Lagle, 25, is the artist behind Public Works Press
, a small printing operation now in its second year of distributing an art CSA (Community Supported Arts & Culture). He is also one of the 16 local artists who received a grant from the Burlington City Arts Community Fund, a new program that supports local artists engaging the community with special projects. Such as this steamroller printing event.
Lagle hosted two carving workshops per week throughout September, kicking off the series during the South End Art Hop. For $20, anyone could come to the studio, get a large piece of wood and receive basic tutelage in carving their very own block for printing.
He provided traditional cutting tools, as well as a dremel and router for those with less patience and time (or, like this reporter, with a fondness for power tools). This weekend, everyone got together for a two-day printing party.
Participants ranged in age and occupation, although the latter skewed toward arts professional. Some of the area artists present were Matt Penney, Sarah Letteney, Lydia Kern, Katie Loesel, Clark Derbes and Wylie Sofia Garcia. Even Mayor Miro Weinberger turned out with his two kids, both of whom made small prints.
Artist and activist Jen Berger, who sat on the BCA panel that selected Lagle for the community fund grant, was there, too. On Saturday, she took a break from carving a large beet with a dremel to chat with Seven Days
"For me, having studied community-based arts for the last 12 years, [this project] hit all the important components," Berger said when asked why she advocated for Lagle's project. "It's accessible, it brings people together, people can interact with it in their own artistic way, and the process is really bold and out of the box."
Berger pointed out a younger participant, who she surmised was about age 6, carving under one of the tents outside the studio. "It's important for people of any skill level to find their way of being in it, to explore and experiment," she said.
Facilitating in that exploration and experimentation were artist Mary Aveno and her mother, Mo Aveno, who drove up from Rhode Island for the weekend. Aveno met Lagle at the University of Vermont when he was a teacher's assistant and she was a student.
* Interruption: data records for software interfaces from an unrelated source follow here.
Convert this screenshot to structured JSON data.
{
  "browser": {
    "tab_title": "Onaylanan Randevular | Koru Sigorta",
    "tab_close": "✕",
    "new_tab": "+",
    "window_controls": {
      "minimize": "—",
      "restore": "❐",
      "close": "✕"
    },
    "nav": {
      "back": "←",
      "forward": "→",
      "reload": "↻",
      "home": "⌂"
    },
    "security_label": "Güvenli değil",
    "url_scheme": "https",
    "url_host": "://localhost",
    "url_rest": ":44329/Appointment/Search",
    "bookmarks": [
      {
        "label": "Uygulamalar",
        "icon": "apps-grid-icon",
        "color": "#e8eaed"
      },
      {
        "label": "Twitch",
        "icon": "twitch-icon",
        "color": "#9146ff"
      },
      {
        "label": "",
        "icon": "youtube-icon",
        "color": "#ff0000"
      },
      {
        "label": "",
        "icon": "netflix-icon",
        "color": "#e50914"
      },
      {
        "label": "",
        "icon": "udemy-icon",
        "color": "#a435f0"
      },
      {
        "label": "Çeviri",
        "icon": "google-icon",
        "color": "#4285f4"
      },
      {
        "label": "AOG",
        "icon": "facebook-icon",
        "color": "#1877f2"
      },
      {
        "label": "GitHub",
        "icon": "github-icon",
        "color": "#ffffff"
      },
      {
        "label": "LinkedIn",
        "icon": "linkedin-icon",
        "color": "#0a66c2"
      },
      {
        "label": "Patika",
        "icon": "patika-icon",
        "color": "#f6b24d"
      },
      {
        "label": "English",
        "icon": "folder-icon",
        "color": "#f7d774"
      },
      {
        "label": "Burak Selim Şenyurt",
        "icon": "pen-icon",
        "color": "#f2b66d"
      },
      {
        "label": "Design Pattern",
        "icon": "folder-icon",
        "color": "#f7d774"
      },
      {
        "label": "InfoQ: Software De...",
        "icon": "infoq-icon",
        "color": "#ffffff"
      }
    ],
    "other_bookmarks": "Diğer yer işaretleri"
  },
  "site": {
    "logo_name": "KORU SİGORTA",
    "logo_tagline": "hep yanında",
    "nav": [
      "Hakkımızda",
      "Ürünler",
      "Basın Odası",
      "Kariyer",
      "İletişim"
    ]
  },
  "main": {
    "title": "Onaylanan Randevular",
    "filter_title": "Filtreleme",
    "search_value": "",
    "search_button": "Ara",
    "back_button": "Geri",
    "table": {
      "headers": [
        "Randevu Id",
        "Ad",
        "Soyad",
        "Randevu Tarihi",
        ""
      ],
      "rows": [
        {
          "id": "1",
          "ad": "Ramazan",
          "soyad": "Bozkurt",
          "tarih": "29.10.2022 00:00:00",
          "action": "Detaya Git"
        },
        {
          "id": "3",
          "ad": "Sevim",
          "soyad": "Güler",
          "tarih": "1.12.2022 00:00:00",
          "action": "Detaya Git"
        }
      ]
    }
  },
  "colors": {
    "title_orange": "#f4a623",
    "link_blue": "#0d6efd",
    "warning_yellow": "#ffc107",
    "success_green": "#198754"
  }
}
She also introduced him to the annual steamroller printing event at Helen Day Art Center, where Aveno interned — that's what gave him the idea for this event.
While Lagle handled the steamroller, the mother-daughter team greeted participants and showed them how to prep their prints for rolling with the thick, gloppy ink.
After printing roughly 150 large sheets with designs by 50 people over two days, Lagle closed up shop on Sunday. Reflecting on the weekend, he said, "When I was writing the grant, it was a lot of trying to imagine what would happen today, and now I've seen it come true."
He also noted that, in true community style, quite a few people helped him pull the shindig together. Grahame Mackugler, Derek Proulx, Jamie Barratt and Derbes all took turns driving the steamroller so Lagle could help out on the ground. "It was a dream," he said. "I had a kind of if I build it, they will come
, moment. And they came."
He may be beat from this weekend, but Lagle's efforts are far from over. On Friday, October 7, there will be an affordable silent auction
of the large-scale prints at the Karma Bird House Gallery
. Proceeds of the event will support arts programming at King Street Center.
On a blustery gray Saturday, Noah Lagle grinned as he honked the horn atop an industrial steamroller at the entrance of Pine Street Studios in Burlington's South End. He then drove the massive machine into the open garage, over a carved woodblock covered with paper, which was nestled under a felt blanket under yet another piece of wood. It was an art sandwich, so to speak.